To know how to repair a propane heater safety, first you need to understand more about propane and its properties. Propane heaters are common household appliances, installed both inside and outside houses. Known as the LPG or the liquefied petroleum gas, propane is a widely used source of fuel use for cooking, indoor and outdoor warming and for propane heaters. Read on to learn more about propane and how to locate and fix a leak.
Propane is highly flammable material, especially when exposed or combined with oxygen. For this reason, people who use propane must be careful when dealing with or smelling leakage. When trying to locate the leak, your sense of smell may be your best tool. However, it is recommended that you have your regulator and tank checked annually to know if they need a repair or a replacement. In this way, your home will be safe from gas leak or—worse—explosion. There are 3 ways that professionals check a propane tank: regulator check, operating system check and the drop pressure test.
When you smell or notice a propane leakage, follow the steps below. However, you are still encouraged to call a professional for a thorough inspection to ensure your home safety.
Step 1 – Cut the Power Source
The first thing to do is to shut off the main power system. You need to do this to prevent sparks that can lead to explosion.
Step 2 – Look for the Leak
You must pinpoint the source of the leak. There are some tanks that produce a hissing sound, which can greatly help you. If your tank doesn't work this way, however, you need to be more aggressive. Follow where the scent is strongest.
Step 3 – Tighten the Valve
When you have located the leak, make sure that the valve is tightly shut. If it is and you can still smell gas, look for and trace the tubing that connects the gas from the source. If you have noticed that the water heater tube is loosening, use a wrench to tighten it.
Step 4 – Check out Your Other Appliances
Check your oven, gas range and furnace to see if they produce leaks as well.
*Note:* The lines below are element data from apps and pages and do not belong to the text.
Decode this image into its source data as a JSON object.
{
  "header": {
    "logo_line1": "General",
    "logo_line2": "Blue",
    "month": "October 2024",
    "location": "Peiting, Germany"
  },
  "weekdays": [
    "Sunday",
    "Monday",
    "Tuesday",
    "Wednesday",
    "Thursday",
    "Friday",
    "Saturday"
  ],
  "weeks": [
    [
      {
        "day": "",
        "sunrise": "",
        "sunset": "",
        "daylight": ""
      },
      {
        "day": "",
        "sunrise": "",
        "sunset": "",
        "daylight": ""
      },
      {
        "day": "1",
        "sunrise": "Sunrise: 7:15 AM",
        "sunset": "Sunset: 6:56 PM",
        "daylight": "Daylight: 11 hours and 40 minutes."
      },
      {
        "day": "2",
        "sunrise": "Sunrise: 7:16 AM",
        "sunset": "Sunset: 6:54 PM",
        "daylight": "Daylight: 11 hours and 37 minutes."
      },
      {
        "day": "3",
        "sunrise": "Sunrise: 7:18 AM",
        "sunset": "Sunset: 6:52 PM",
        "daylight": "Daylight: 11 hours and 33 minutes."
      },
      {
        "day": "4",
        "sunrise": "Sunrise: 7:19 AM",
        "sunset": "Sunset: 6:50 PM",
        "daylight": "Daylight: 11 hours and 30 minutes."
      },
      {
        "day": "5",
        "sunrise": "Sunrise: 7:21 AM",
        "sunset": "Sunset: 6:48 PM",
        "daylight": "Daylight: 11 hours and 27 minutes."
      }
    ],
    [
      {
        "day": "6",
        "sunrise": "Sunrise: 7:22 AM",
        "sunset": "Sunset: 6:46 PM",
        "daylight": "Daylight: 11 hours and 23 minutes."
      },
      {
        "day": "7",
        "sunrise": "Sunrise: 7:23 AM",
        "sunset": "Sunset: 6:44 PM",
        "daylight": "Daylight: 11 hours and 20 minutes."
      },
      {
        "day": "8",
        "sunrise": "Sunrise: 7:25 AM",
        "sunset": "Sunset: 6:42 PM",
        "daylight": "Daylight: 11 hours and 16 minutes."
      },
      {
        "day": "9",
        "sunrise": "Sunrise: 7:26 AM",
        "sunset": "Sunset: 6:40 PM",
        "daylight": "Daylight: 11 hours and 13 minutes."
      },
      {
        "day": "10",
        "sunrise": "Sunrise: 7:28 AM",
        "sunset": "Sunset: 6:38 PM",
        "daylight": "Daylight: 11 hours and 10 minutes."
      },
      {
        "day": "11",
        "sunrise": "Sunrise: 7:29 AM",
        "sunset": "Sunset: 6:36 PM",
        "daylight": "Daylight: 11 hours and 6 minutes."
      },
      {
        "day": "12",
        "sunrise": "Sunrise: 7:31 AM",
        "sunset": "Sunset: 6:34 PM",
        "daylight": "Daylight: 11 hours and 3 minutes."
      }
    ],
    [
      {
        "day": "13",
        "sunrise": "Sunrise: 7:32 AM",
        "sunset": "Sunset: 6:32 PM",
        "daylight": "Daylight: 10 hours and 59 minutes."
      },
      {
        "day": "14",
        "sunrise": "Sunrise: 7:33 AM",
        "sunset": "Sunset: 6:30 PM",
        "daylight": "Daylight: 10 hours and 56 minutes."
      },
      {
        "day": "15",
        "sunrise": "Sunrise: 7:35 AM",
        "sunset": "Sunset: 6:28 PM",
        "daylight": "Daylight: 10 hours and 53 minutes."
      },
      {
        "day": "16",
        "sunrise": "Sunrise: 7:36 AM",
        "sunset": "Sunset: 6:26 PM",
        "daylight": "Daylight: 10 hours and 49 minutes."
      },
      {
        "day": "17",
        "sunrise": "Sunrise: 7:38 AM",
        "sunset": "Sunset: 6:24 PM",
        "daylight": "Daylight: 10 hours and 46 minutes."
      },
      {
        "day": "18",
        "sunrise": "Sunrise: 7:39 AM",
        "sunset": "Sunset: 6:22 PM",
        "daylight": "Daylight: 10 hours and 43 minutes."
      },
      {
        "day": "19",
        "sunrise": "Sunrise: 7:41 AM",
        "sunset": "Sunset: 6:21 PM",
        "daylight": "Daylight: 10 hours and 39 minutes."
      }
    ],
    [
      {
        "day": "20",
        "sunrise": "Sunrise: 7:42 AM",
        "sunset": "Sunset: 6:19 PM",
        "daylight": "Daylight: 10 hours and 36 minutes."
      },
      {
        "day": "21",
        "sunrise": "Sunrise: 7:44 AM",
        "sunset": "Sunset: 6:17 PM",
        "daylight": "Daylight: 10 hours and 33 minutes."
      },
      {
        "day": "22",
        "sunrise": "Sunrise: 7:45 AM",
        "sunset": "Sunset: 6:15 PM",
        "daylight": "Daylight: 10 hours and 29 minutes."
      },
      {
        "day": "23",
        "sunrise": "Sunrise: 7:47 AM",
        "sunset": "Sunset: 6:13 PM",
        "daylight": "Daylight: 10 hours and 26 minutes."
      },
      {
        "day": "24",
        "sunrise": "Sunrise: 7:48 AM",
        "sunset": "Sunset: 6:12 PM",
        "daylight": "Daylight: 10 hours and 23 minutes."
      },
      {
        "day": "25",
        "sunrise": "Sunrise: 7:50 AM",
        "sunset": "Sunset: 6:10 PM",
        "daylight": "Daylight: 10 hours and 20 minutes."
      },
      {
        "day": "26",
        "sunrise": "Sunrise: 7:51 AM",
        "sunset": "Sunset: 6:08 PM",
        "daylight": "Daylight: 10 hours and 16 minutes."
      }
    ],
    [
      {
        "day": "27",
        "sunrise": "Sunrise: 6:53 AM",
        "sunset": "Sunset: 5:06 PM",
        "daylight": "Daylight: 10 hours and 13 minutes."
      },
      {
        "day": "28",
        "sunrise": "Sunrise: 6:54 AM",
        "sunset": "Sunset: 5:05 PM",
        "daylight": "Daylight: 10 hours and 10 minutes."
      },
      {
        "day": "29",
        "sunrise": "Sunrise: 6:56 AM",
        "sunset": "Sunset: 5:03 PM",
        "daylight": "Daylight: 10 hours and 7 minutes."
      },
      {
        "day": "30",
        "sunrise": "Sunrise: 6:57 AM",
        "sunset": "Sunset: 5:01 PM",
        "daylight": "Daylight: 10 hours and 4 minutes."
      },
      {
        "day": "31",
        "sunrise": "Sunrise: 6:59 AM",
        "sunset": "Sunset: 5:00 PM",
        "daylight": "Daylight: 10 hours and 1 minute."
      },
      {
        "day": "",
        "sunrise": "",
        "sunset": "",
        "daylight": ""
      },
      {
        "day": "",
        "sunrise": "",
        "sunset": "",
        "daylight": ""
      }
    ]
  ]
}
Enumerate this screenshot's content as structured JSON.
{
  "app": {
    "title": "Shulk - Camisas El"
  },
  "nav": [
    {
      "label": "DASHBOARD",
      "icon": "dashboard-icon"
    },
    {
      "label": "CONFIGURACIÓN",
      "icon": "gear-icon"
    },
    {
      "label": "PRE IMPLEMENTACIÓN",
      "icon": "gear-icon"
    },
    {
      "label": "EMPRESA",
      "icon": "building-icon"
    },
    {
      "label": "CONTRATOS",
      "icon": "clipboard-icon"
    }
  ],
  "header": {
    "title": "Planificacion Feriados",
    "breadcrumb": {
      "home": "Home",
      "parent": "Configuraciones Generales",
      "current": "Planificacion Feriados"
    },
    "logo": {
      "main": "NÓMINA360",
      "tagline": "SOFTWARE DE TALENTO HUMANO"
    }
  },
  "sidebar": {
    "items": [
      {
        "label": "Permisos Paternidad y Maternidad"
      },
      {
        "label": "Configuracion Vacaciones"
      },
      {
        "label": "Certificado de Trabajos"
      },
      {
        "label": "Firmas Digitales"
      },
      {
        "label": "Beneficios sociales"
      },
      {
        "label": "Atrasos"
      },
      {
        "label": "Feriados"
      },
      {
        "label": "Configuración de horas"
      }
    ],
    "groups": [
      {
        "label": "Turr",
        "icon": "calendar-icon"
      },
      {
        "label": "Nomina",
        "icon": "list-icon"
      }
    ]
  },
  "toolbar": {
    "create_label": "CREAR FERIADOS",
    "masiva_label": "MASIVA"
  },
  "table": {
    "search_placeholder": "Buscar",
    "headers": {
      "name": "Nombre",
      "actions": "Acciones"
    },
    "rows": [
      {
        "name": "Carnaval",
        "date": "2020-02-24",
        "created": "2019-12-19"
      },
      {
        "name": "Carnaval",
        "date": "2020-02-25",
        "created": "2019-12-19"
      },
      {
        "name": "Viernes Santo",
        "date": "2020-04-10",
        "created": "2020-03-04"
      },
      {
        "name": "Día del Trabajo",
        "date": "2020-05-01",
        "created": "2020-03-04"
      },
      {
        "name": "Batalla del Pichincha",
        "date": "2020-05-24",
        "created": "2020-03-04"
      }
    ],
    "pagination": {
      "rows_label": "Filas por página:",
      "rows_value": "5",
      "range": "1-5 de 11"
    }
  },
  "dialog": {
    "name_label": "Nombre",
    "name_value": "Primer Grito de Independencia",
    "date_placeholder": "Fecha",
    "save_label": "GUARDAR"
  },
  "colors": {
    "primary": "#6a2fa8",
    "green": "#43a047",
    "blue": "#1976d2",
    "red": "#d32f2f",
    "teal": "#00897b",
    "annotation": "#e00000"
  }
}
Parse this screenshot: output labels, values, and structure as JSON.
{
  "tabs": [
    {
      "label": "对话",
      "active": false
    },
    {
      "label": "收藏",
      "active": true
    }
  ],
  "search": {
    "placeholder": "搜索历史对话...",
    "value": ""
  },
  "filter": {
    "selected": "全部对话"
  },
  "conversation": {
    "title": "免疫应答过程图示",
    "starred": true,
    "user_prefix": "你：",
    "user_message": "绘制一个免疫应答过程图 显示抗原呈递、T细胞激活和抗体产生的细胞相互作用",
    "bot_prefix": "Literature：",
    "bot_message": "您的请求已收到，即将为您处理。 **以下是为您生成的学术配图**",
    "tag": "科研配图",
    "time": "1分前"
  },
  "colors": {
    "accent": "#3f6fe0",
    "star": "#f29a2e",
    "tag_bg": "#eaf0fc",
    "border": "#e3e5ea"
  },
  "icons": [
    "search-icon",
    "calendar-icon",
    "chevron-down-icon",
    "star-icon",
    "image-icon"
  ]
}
Step 5 – Call a Professional and Get Out of the House
Almost 25 percent of carbon monoxide-related deaths are caused by propane leaks. Therefore, people should avoid being exposed to it. If you smell a leak, you need to call a professional and let someone else handle the repair. Immediately get everyone in your household outside while you wait for help to arrive.
Remember that propane is a hazardous material. Though it is very functional, you need follow to proper storage for the tank. Make sure that they are not located on areas where it may get knocked around, for this can cause spilling. If not noticed right away, it can ignite and cause a fire.
You need to store propane in a place where it is far away from highly combustible material, like the curtains, drywall and clothing. These items can burn easily and quickly spread fire.
Equip your home with gas leak detectors. In this way, you will be able to know if there is a leakage and prevent fire or explosion of gas leak exposure before it can spread out.